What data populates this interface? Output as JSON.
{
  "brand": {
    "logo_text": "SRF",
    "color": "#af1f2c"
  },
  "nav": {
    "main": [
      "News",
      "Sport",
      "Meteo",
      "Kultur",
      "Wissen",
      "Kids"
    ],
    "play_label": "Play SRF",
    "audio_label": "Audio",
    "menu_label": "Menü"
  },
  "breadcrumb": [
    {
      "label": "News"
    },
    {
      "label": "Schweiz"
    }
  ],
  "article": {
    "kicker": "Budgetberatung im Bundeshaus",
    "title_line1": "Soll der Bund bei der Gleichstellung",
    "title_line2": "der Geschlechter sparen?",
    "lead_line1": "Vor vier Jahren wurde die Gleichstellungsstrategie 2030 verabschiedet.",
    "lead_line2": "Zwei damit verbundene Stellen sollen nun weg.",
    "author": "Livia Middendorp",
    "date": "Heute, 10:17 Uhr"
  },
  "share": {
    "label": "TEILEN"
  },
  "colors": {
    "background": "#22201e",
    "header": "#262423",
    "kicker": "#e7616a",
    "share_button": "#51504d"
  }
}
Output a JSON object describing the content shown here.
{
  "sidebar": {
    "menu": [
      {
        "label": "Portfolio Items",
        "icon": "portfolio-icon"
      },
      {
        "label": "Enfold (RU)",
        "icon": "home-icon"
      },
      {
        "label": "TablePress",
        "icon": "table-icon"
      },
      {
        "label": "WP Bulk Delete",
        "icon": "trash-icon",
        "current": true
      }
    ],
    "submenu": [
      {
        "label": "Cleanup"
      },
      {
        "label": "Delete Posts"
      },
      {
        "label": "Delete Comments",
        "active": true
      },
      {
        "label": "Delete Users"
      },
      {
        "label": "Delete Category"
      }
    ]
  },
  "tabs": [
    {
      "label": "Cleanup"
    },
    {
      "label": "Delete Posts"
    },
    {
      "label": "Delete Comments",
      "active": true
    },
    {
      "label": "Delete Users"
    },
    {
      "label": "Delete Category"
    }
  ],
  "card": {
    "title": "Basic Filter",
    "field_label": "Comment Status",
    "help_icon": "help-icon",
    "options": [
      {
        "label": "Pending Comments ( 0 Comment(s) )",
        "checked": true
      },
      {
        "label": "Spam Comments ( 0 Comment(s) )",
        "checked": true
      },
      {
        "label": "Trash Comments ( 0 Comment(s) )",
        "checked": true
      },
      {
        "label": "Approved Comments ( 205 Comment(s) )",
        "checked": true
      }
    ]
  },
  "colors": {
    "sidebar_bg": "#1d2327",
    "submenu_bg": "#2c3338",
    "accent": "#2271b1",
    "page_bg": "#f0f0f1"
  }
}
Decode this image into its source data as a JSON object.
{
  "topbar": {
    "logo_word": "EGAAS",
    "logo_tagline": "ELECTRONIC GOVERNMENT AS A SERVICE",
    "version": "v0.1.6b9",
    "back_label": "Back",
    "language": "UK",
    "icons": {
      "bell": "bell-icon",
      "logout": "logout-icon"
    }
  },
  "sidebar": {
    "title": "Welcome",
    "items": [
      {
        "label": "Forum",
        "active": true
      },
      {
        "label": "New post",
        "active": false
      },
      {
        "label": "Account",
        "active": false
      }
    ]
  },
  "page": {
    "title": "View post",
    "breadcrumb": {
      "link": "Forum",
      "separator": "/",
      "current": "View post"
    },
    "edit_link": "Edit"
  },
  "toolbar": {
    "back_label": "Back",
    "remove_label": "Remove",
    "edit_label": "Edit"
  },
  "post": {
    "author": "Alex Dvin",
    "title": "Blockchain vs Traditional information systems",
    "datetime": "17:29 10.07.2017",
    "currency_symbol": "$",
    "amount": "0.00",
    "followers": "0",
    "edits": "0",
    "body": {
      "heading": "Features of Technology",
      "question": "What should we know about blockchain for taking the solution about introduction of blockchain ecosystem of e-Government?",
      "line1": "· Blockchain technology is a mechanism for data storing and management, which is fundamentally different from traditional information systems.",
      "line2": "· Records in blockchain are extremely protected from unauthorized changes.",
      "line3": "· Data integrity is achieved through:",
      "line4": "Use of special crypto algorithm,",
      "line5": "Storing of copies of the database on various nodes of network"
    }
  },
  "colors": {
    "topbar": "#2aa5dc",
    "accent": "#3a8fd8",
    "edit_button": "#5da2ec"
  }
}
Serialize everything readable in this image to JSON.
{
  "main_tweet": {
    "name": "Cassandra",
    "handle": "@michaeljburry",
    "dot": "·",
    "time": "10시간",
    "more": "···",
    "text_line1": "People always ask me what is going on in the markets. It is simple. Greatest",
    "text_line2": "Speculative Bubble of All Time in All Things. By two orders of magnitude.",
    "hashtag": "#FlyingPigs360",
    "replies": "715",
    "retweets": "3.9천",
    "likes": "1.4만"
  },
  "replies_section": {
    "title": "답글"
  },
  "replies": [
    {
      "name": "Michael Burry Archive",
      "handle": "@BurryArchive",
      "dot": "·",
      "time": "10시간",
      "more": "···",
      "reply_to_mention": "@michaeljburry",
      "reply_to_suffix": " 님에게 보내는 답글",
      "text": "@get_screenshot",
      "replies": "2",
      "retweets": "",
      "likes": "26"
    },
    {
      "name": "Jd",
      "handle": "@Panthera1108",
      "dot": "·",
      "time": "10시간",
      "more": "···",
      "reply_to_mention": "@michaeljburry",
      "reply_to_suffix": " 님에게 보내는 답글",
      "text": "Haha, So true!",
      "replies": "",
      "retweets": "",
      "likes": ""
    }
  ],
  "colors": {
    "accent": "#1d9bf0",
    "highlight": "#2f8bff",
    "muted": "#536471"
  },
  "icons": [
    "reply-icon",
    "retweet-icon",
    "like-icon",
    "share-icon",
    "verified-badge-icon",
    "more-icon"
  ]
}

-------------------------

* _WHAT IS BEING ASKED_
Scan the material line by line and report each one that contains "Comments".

* _COMPLETED EXERCISE_
        "label": "Delete Comments",
      "label": "Delete Comments",
        "label": "Pending Comments ( 0 Comment(s) )",
        "label": "Spam Comments ( 0 Comment(s) )",
        "label": "Trash Comments ( 0 Comment(s) )",
        "label": "Approved Comments ( 205 Comment(s) )",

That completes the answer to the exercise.